### Work request
Work through the data line by line, gathering every line that has the word "hall".

____________

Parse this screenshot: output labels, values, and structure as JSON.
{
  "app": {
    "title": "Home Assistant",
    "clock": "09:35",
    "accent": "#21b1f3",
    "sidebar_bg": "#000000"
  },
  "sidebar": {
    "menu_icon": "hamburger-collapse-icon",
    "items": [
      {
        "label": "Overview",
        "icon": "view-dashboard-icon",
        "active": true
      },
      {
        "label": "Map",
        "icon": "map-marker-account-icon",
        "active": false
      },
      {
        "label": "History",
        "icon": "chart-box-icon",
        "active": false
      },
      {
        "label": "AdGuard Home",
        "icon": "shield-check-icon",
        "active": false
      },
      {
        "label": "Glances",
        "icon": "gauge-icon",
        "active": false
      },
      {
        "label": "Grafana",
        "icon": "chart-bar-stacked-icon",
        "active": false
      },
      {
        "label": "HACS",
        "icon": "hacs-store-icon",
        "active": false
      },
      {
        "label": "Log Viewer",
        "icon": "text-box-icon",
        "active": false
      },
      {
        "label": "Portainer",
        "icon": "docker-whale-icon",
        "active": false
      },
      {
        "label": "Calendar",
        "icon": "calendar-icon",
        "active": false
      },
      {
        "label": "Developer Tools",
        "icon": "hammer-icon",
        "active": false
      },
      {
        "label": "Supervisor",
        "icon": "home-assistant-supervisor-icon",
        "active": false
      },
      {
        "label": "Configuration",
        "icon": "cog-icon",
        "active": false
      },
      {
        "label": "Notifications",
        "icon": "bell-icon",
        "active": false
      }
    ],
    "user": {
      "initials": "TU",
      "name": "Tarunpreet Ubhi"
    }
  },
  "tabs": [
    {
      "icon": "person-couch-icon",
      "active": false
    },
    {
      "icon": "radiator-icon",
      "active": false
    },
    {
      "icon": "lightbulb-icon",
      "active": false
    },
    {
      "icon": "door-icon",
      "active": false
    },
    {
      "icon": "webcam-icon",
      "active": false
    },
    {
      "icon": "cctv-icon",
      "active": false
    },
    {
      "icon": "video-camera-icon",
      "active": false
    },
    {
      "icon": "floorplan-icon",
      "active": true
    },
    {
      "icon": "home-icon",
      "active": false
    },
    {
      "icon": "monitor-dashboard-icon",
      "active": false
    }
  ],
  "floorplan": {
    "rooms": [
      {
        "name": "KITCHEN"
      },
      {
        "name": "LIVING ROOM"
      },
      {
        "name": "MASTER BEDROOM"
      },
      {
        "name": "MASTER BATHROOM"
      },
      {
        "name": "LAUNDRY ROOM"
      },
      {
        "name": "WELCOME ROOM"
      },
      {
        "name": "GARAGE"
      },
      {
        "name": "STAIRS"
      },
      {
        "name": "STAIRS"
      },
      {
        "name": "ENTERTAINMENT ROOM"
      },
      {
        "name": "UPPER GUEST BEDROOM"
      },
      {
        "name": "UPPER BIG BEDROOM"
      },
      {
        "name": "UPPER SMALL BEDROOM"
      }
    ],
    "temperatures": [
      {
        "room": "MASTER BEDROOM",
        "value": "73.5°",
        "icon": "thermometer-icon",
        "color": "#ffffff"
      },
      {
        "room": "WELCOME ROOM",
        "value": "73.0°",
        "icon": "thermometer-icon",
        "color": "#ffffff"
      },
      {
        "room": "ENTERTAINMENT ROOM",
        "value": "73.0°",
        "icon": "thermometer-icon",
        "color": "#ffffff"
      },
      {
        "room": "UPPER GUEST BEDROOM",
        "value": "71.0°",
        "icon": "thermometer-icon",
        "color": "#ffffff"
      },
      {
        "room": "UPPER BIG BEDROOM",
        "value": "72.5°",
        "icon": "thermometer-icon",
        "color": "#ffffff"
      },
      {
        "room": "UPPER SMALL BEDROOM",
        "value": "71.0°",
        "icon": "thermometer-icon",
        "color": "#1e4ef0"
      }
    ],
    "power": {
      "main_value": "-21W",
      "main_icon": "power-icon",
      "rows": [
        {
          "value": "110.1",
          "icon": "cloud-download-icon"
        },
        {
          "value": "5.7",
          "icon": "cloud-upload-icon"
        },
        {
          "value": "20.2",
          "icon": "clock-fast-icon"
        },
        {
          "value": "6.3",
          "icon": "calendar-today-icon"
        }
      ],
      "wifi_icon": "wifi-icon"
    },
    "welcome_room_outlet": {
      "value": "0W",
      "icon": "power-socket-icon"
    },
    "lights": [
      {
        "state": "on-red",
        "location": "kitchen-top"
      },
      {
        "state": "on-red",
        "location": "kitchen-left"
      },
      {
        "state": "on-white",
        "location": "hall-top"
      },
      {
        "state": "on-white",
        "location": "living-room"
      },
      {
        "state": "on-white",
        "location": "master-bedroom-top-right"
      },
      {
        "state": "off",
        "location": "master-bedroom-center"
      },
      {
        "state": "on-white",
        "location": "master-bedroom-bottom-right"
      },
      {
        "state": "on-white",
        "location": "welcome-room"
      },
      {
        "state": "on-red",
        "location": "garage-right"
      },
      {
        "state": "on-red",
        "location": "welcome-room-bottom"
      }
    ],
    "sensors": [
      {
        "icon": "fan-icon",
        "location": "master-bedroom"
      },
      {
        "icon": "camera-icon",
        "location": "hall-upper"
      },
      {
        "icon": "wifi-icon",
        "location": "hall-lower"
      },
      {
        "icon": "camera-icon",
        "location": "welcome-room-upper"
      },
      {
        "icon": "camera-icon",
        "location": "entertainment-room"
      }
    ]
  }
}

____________

### Exercise response
        "location": "hall-top"
        "location": "hall-upper"
        "location": "hall-lower"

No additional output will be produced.